▶ [Exercise description] Copy each record exactly and skip its pictures.

··· Data to process

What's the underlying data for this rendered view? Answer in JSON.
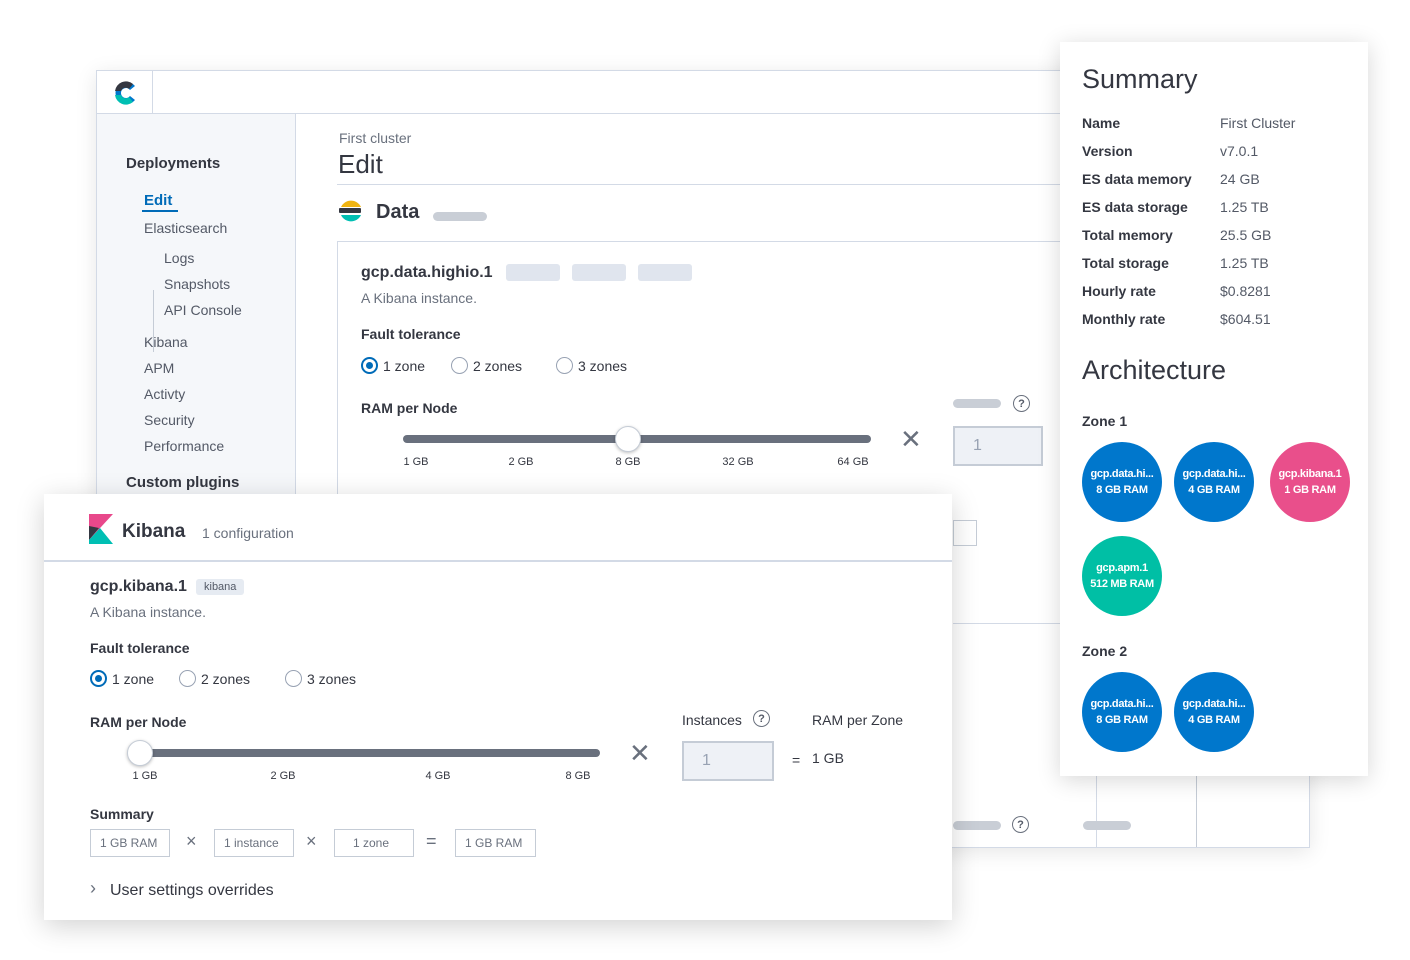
{
  "app": {
    "sidebar": {
      "deployments_heading": "Deployments",
      "edit": "Edit",
      "elasticsearch": "Elasticsearch",
      "logs": "Logs",
      "snapshots": "Snapshots",
      "api_console": "API Console",
      "kibana": "Kibana",
      "apm": "APM",
      "activity": "Activty",
      "security": "Security",
      "performance": "Performance",
      "custom_plugins_heading": "Custom plugins"
    },
    "breadcrumb": "First cluster",
    "page_title": "Edit",
    "section_title": "Data",
    "data_panel": {
      "name": "gcp.data.highio.1",
      "description": "A Kibana instance.",
      "fault_tolerance_label": "Fault tolerance",
      "zones": [
        "1 zone",
        "2 zones",
        "3 zones"
      ],
      "selected_zone": "1 zone",
      "ram_label": "RAM per Node",
      "ram_ticks": [
        "1 GB",
        "2 GB",
        "8 GB",
        "32 GB",
        "64 GB"
      ],
      "ram_selected": "8 GB",
      "instances_value": "1",
      "help_glyph": "?"
    }
  },
  "summary": {
    "title": "Summary",
    "rows": [
      {
        "key": "Name",
        "value": "First Cluster"
      },
      {
        "key": "Version",
        "value": "v7.0.1"
      },
      {
        "key": "ES data memory",
        "value": "24 GB"
      },
      {
        "key": "ES data storage",
        "value": "1.25 TB"
      },
      {
        "key": "Total memory",
        "value": "25.5 GB"
      },
      {
        "key": "Total storage",
        "value": "1.25 TB"
      },
      {
        "key": "Hourly rate",
        "value": "$0.8281"
      },
      {
        "key": "Monthly rate",
        "value": "$604.51"
      }
    ],
    "architecture_title": "Architecture",
    "zone1_label": "Zone 1",
    "zone1_nodes": [
      {
        "name": "gcp.data.hi...",
        "ram": "8 GB RAM",
        "color": "#0077cc"
      },
      {
        "name": "gcp.data.hi...",
        "ram": "4 GB RAM",
        "color": "#0077cc"
      },
      {
        "name": "gcp.kibana.1",
        "ram": "1 GB RAM",
        "color": "#e94f8b"
      },
      {
        "name": "gcp.apm.1",
        "ram": "512 MB RAM",
        "color": "#00bfa5"
      }
    ],
    "zone2_label": "Zone 2",
    "zone2_nodes": [
      {
        "name": "gcp.data.hi...",
        "ram": "8 GB RAM",
        "color": "#0077cc"
      },
      {
        "name": "gcp.data.hi...",
        "ram": "4 GB RAM",
        "color": "#0077cc"
      }
    ]
  },
  "kibana": {
    "title": "Kibana",
    "config_count": "1 configuration",
    "instance_name": "gcp.kibana.1",
    "badge": "kibana",
    "description": "A Kibana instance.",
    "fault_tolerance_label": "Fault tolerance",
    "zones": [
      "1 zone",
      "2 zones",
      "3 zones"
    ],
    "selected_zone": "1 zone",
    "ram_label": "RAM per Node",
    "ram_ticks": [
      "1 GB",
      "2 GB",
      "4 GB",
      "8 GB"
    ],
    "ram_selected": "1 GB",
    "instances_label": "Instances",
    "instances_value": "1",
    "ram_per_zone_label": "RAM per Zone",
    "equals": "=",
    "ram_per_zone_value": "1 GB",
    "summary_label": "Summary",
    "summary_boxes": [
      "1 GB RAM",
      "1 instance",
      "1 zone",
      "1 GB RAM"
    ],
    "times": "×",
    "eq_op": "=",
    "user_settings": "User settings overrides",
    "help_glyph": "?"
  },
  "colors": {
    "accent": "#006bb8",
    "elastic_blue": "#0077cc",
    "kibana_pink": "#e94f8b",
    "apm_teal": "#00bfa5"
  },
  "icons": [
    "elastic-cloud-logo-icon",
    "elasticsearch-logo-icon",
    "kibana-logo-icon",
    "help-icon",
    "close-icon",
    "chevron-right-icon"
  ]
}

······

▶ [Task response]
What's the underlying data for this rendered view? Answer in JSON.
{
  "app": {
    "sidebar": {
      "deployments_heading": "Deployments",
      "edit": "Edit",
      "elasticsearch": "Elasticsearch",
      "logs": "Logs",
      "snapshots": "Snapshots",
      "api_console": "API Console",
      "kibana": "Kibana",
      "apm": "APM",
      "activity": "Activty",
      "security": "Security",
      "performance": "Performance",
      "custom_plugins_heading": "Custom plugins"
    },
    "breadcrumb": "First cluster",
    "page_title": "Edit",
    "section_title": "Data",
    "data_panel": {
      "name": "gcp.data.highio.1",
      "description": "A Kibana instance.",
      "fault_tolerance_label": "Fault tolerance",
      "zones": [
        "1 zone",
        "2 zones",
        "3 zones"
      ],
      "selected_zone": "1 zone",
      "ram_label": "RAM per Node",
      "ram_ticks": [
        "1 GB",
        "2 GB",
        "8 GB",
        "32 GB",
        "64 GB"
      ],
      "ram_selected": "8 GB",
      "instances_value": "1",
      "help_glyph": "?"
    }
  },
  "summary": {
    "title": "Summary",
    "rows": [
      {
        "key": "Name",
        "value": "First Cluster"
      },
      {
        "key": "Version",
        "value": "v7.0.1"
      },
      {
        "key": "ES data memory",
        "value": "24 GB"
      },
      {
        "key": "ES data storage",
        "value": "1.25 TB"
      },
      {
        "key": "Total memory",
        "value": "25.5 GB"
      },
      {
        "key": "Total storage",
        "value": "1.25 TB"
      },
      {
        "key": "Hourly rate",
        "value": "$0.8281"
      },
      {
        "key": "Monthly rate",
        "value": "$604.51"
      }
    ],
    "architecture_title": "Architecture",
    "zone1_label": "Zone 1",
    "zone1_nodes": [
      {
        "name": "gcp.data.hi...",
        "ram": "8 GB RAM",
        "color": "#0077cc"
      },
      {
        "name": "gcp.data.hi...",
        "ram": "4 GB RAM",
        "color": "#0077cc"
      },
      {
        "name": "gcp.kibana.1",
        "ram": "1 GB RAM",
        "color": "#e94f8b"
      },
      {
        "name": "gcp.apm.1",
        "ram": "512 MB RAM",
        "color": "#00bfa5"
      }
    ],
    "zone2_label": "Zone 2",
    "zone2_nodes": [
      {
        "name": "gcp.data.hi...",
        "ram": "8 GB RAM",
        "color": "#0077cc"
      },
      {
        "name": "gcp.data.hi...",
        "ram": "4 GB RAM",
        "color": "#0077cc"
      }
    ]
  },
  "kibana": {
    "title": "Kibana",
    "config_count": "1 configuration",
    "instance_name": "gcp.kibana.1",
    "badge": "kibana",
    "description": "A Kibana instance.",
    "fault_tolerance_label": "Fault tolerance",
    "zones": [
      "1 zone",
      "2 zones",
      "3 zones"
    ],
    "selected_zone": "1 zone",
    "ram_label": "RAM per Node",
    "ram_ticks": [
      "1 GB",
      "2 GB",
      "4 GB",
      "8 GB"
    ],
    "ram_selected": "1 GB",
    "instances_label": "Instances",
    "instances_value": "1",
    "ram_per_zone_label": "RAM per Zone",
    "equals": "=",
    "ram_per_zone_value": "1 GB",
    "summary_label": "Summary",
    "summary_boxes": [
      "1 GB RAM",
      "1 instance",
      "1 zone",
      "1 GB RAM"
    ],
    "times": "×",
    "eq_op": "=",
    "user_settings": "User settings overrides",
    "help_glyph": "?"
  },
  "colors": {
    "accent": "#006bb8",
    "elastic_blue": "#0077cc",
    "kibana_pink": "#e94f8b",
    "apm_teal": "#00bfa5"
  },
  "icons": [
    "elastic-cloud-logo-icon",
    "elasticsearch-logo-icon",
    "kibana-logo-icon",
    "help-icon",
    "close-icon",
    "chevron-right-icon"
  ]
}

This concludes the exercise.